Are the meals prepared in-house?

In a recent survey by the Office of the Advocate, seniors in long-term care cited meal times, food quality and flexibility around eating as being of paramount importance.

A care home in Nova Scotia employs Red Seal chefs who cook every meal on-site and get feedback from residents so staff know each individual’s likes and dislikes.

Are the dining rooms small and cosy?
Rather than the institutional cafeteria-type settings, smaller tables seating of 2, 3, or 4 people, in areas the size of large kitchens create a homey, comforting environment, say researchers.

Can residents get up in the morning when they want, and go to sleep when they choose?
Having a choice when to get out of bed and when to return is a matter of independence and connected to higher overall quality of life satisfaction.

Is laundry done in-house?
Like meal prep, on-site is one of the best practices among the top long-term care homes.

What physiotherapy and occupational therapy services and equipment are offered, and how often?
Is there a physiotherapist on site, or how often do they visit? Which residents are involved in occupational therapy and how frequently?

What recreational therapy is offered?
Ask to see an activities calendar and the resident participation rates. Ask if the facility offers different programs for different cognitive and mobility capabilities.

Does the facility offer specialized care?
According to CIHI, 98 per cent of seniors in residential care have some cognitive or functional impairment. Some facilities specialize in dementia programming and care. Others might have adaptations for vision impairment and hearing loss. Ask how they will accommodate the needs of your family member.

What are the facility’s UTI stats? Ask to see their fall incident reports.
Facilities must keep a record of both statistics. Both can be indicators of the quality of personal care given to residents.

What are the staffing issues? Are there shortages?
According to Pat Armstrong, a York University professor and powerhouse researcher on seniors care in Canada and globally, low staffing levels, less job security and lower wages have been widely linked to a lower quality of care. With less staff, care is rushed, inadequate, and can be unsafe for residents and workers. Job security is an important factor of continuity of care for residents, essential for building relationships, and creating a sense of community and well-being.

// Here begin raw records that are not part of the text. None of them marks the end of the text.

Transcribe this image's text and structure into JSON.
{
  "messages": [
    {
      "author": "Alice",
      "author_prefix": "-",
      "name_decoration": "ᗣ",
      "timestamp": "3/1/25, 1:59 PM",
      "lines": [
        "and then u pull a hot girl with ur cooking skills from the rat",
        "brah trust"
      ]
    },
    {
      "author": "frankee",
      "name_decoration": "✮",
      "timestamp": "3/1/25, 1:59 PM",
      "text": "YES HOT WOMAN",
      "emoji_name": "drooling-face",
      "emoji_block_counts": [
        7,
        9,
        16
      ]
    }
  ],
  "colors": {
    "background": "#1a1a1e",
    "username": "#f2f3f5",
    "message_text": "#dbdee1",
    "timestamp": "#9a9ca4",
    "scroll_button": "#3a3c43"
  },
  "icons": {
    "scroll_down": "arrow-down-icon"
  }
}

Are maintenance, kitchen and housekeeping staff employees, rather than contracted workers? Are all staff encouraged to interact with residents?
Again, permanent staff create continuity of care, and having the freedom to engage with residents is essential in creating relationships necessary for a sense of community.

Mackenzie suggests the following additional questions:

What are your wages and benefits? What is you recruitment strategy? Do your care aides work directly for you? Or do you subcontract to another company? How many direct care hours are you funded to deliver? And how many did you deliver?
“Those are all legitimate questions to ask,” she says. “Some families are hearing things like, ‘We can’t get staff.’ Okay, well, what are you paying the staff? Or, ‘Our staff are so valuable to us.’ Well, show us how valuable you think they are, what are you paying them?’

The operators answers will reveal how they treat workers, and by extension, residents, and your loved one.

What services are provided beyond meals, laundry and incidentals?
Many long-term home providers offer professionals services for a fee from individuals outside the facility, such as hairdressing, dentistry, pedicures, manicures, massage.

And last, bring out the hammer: could I please see your financials?

Mackenzie says it’s information that operators should freely share. ‘What’s that $446,000 management fee for? And you posted a $1.5 million profit last year but you told me you had to charge my mom for the OT assessment for the wheelchair, I don’t understand, why?”

“They’re absolutely entitled to ask,” says Mackenzie. “It’s their money, because they’re paying privately or they’re a taxpayer. They’re entitled to know how it’s being spent.”